I read an article this morning that the silverlight.net site was taken down, or more accurately, redirected to the msdn site. I've spent the past year investing in the technology and now I'm looking to be more and more a fool for having done so - I was interested in using Silverlight as my new desktop application technology. It seemed to be a good approach as it would help prepare me for Windows RT.
Frankly, at this point, Microsoft can go die in a flaming vat of Malaria for all I care.
I don't want to use the HTML stack because it's the most poorly constructed flaming pile of dog poop I've ever encountered. Not every application should have to be in the internet - I don't want to have to master a dozen different technologies distributed by a dozen different insecure companies that needlessly iterate products for the sole purpose of incrementing the version number. Getting them to play nice is a nightmare.
At this point I've no idea what I'm supposed to use for desktop applications as my company won't be going to Windows 8 for at least 3 years - if not longer. Microsoft seems intent on pissing away application development in favor of the idiotic consumer market - because we all know we need more content that feature LOLZ CATS.
Why the hell should I embrace Windows RT when it will be replaced by Windows XX or some other nonsense?

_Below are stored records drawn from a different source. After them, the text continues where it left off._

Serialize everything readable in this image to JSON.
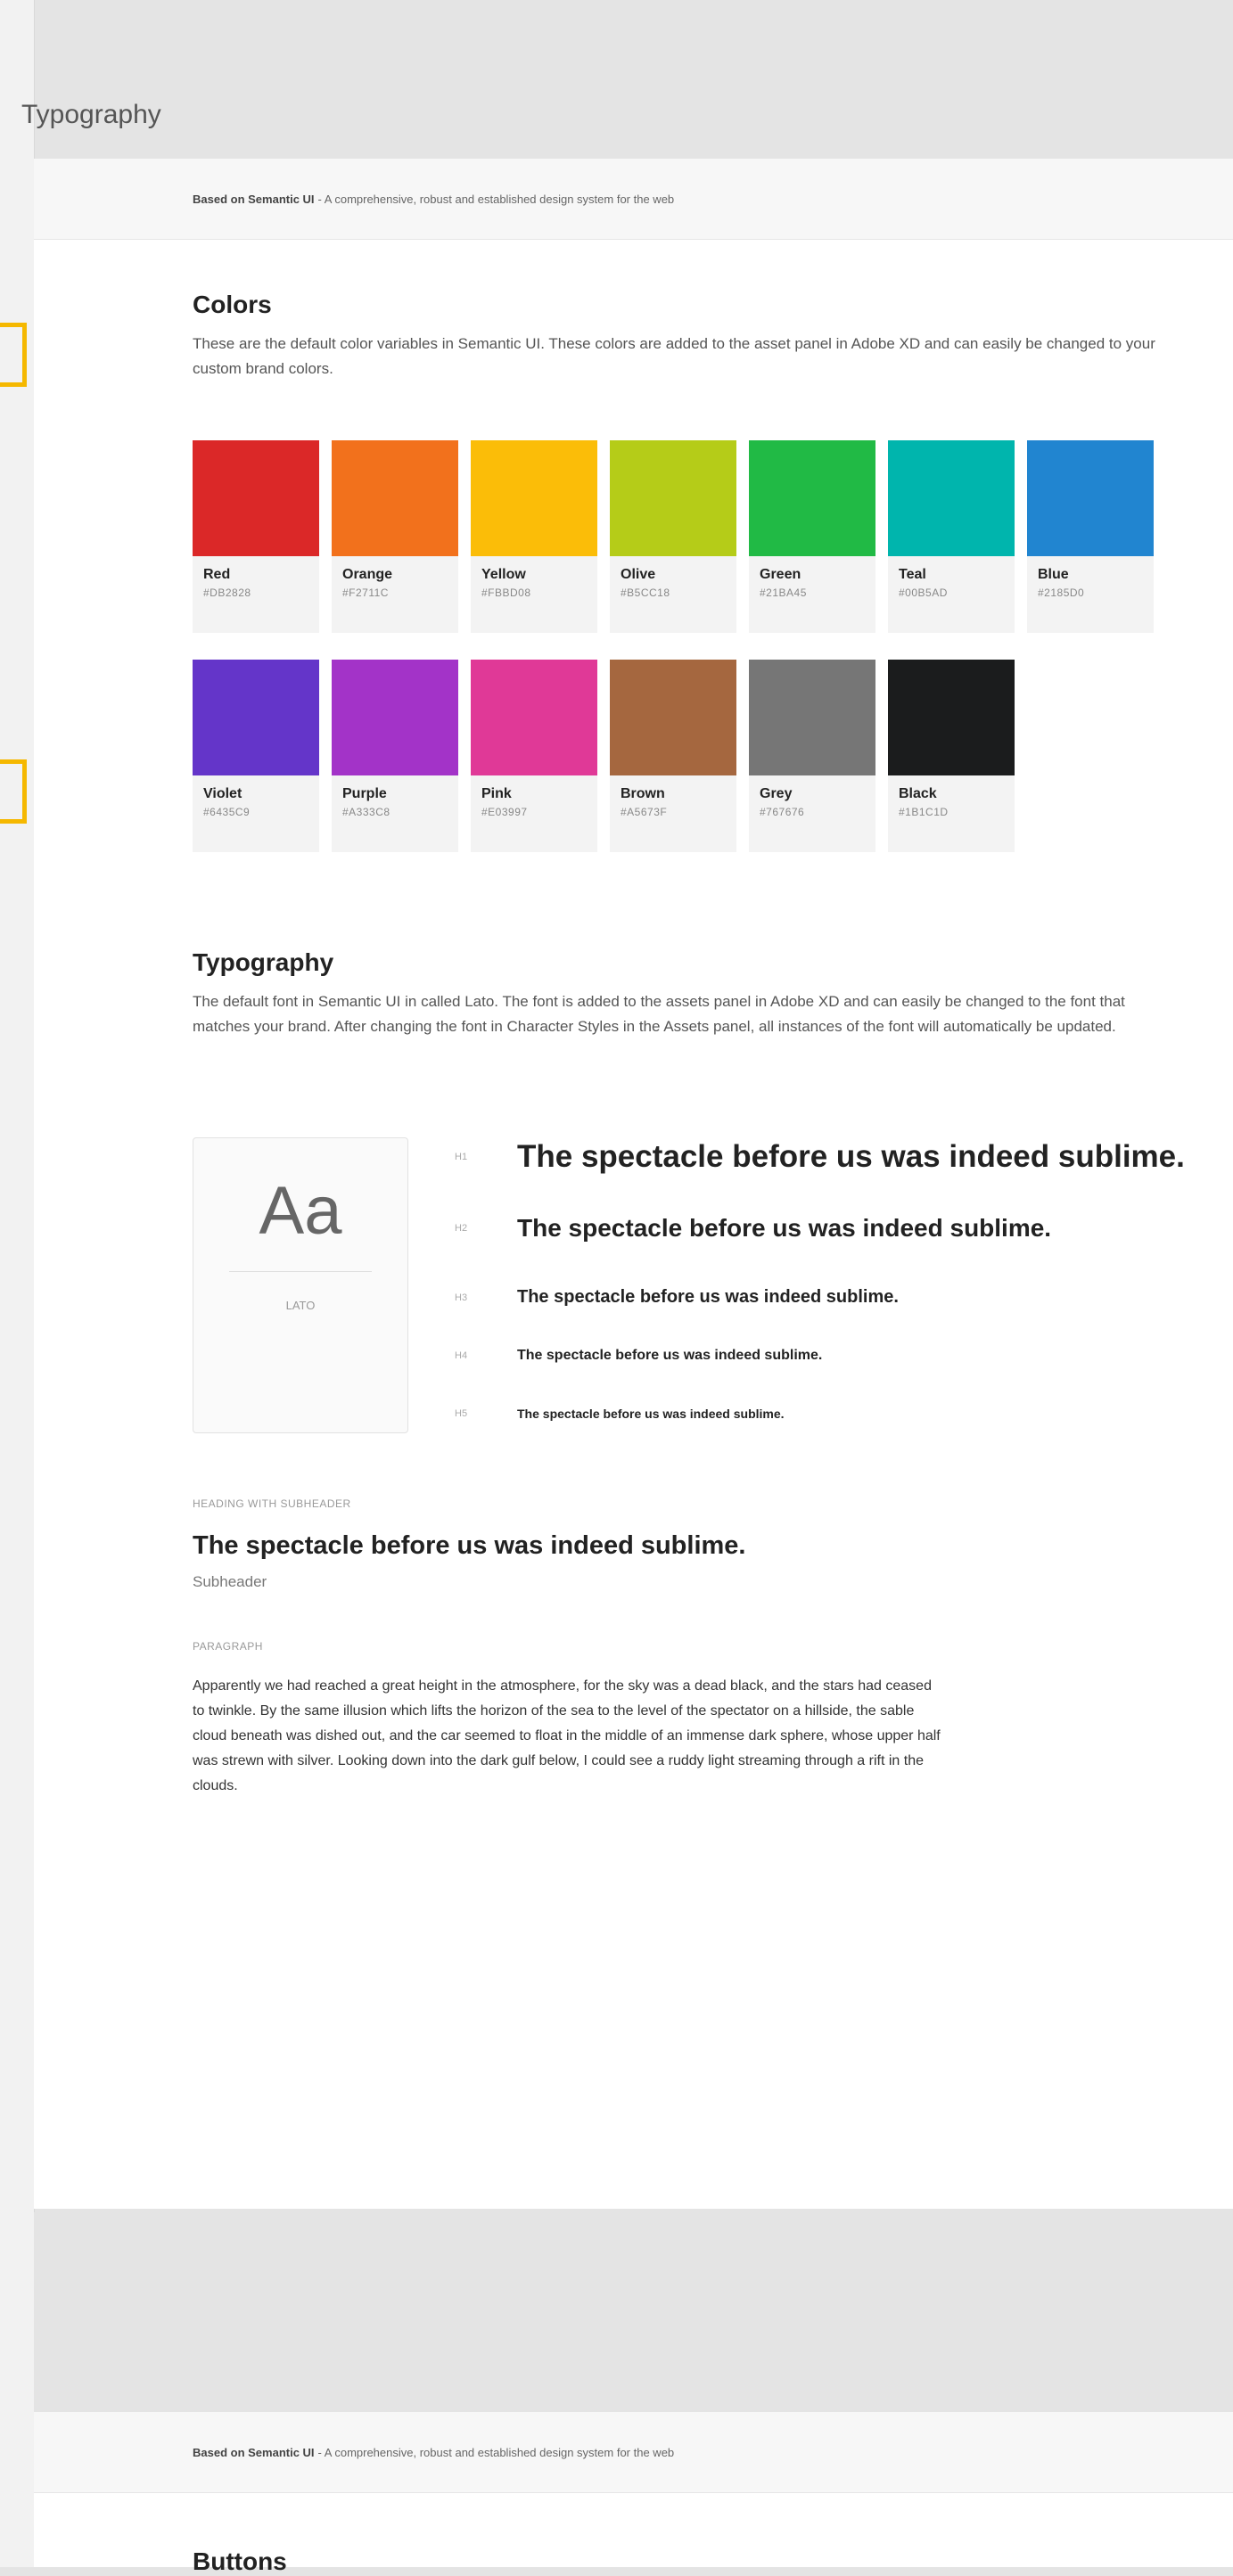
{
  "artboard": {
    "title": "Typography"
  },
  "banner": {
    "bold": "Based on Semantic UI",
    "text": " - A comprehensive, robust and established design system for the web"
  },
  "colors": {
    "heading": "Colors",
    "description": "These are the default color variables in Semantic UI. These colors are added to the asset panel in Adobe XD and can easily be changed to your custom brand colors.",
    "row1": [
      {
        "name": "Red",
        "hex": "#DB2828",
        "color": "#DB2828"
      },
      {
        "name": "Orange",
        "hex": "#F2711C",
        "color": "#F2711C"
      },
      {
        "name": "Yellow",
        "hex": "#FBBD08",
        "color": "#FBBD08"
      },
      {
        "name": "Olive",
        "hex": "#B5CC18",
        "color": "#B5CC18"
      },
      {
        "name": "Green",
        "hex": "#21BA45",
        "color": "#21BA45"
      },
      {
        "name": "Teal",
        "hex": "#00B5AD",
        "color": "#00B5AD"
      },
      {
        "name": "Blue",
        "hex": "#2185D0",
        "color": "#2185D0"
      }
    ],
    "row2": [
      {
        "name": "Violet",
        "hex": "#6435C9",
        "color": "#6435C9"
      },
      {
        "name": "Purple",
        "hex": "#A333C8",
        "color": "#A333C8"
      },
      {
        "name": "Pink",
        "hex": "#E03997",
        "color": "#E03997"
      },
      {
        "name": "Brown",
        "hex": "#A5673F",
        "color": "#A5673F"
      },
      {
        "name": "Grey",
        "hex": "#767676",
        "color": "#767676"
      },
      {
        "name": "Black",
        "hex": "#1B1C1D",
        "color": "#1B1C1D"
      }
    ]
  },
  "typography": {
    "heading": "Typography",
    "description": "The default font in Semantic UI in called Lato. The font is added to the assets panel in Adobe XD and can easily be changed to the font that matches your brand. After changing the font in Character Styles in the Assets panel, all instances of the font will automatically be updated.",
    "font_card": {
      "sample": "Aa",
      "font_name": "LATO"
    },
    "headings": [
      {
        "tag": "H1",
        "text": "The spectacle before us was indeed sublime."
      },
      {
        "tag": "H2",
        "text": "The spectacle before us was indeed sublime."
      },
      {
        "tag": "H3",
        "text": "The spectacle before us was indeed sublime."
      },
      {
        "tag": "H4",
        "text": "The spectacle before us was indeed sublime."
      },
      {
        "tag": "H5",
        "text": "The spectacle before us was indeed sublime."
      }
    ],
    "subheader_block": {
      "label": "HEADING WITH SUBHEADER",
      "heading": "The spectacle before us was indeed sublime.",
      "subheader": "Subheader"
    },
    "paragraph_block": {
      "label": "PARAGRAPH",
      "text": "Apparently we had reached a great height in the atmosphere, for the sky was a dead black, and the stars had ceased to twinkle. By the same illusion which lifts the horizon of the sea to the level of the spectator on a hillside, the sable cloud beneath was dished out, and the car seemed to float in the middle of an immense dark sphere, whose upper half was strewn with silver. Looking down into the dark gulf below, I could see a ruddy light streaming through a rift in the clouds."
    }
  },
  "next_section": {
    "heading": "Buttons"
  }
}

I'm trying to write business software here - I cannot have a complete ecosystem change every 24 months because when it costs $50K plus to develop software it needs to work for 10+ years to realize a decent ROI. Oh no matter that - I'll port 10,000 man hours of applications to Silverlight, then RT, then ??, then ??, then ?? over the course of 9 months while picking up a dozen new ways of doing things. No problem - we can afford a staff of 200 people to keep up with it.
*checks the want ads for a opportunties to work as a dish washer*
Missed this, did you? I haven't created a Windows Store app, but from what I understand you can create on in C# that has a UI based on XAML. No HTML need be involved.
True, it won't work on Windows 7. However, Silverlight should be able to run on Windows 8 (the desktop version).
Also, if you create a "portable class library", that project should work in Silverlight/WinRT. Then it'd really only be the XAML portion you'd have to duplicate across a one Silverlight and one WinRT project, supposing you want to develop the application on both platforms in parallel. The solution would look like this:
Portable Class Library (contains business logic, utility classes, interfaces, and so on)
Silverlight Project (contains Silverlight UI, mostly in XAML)
Windows Store XAML App (contains WinRT UI, mostly in XAML)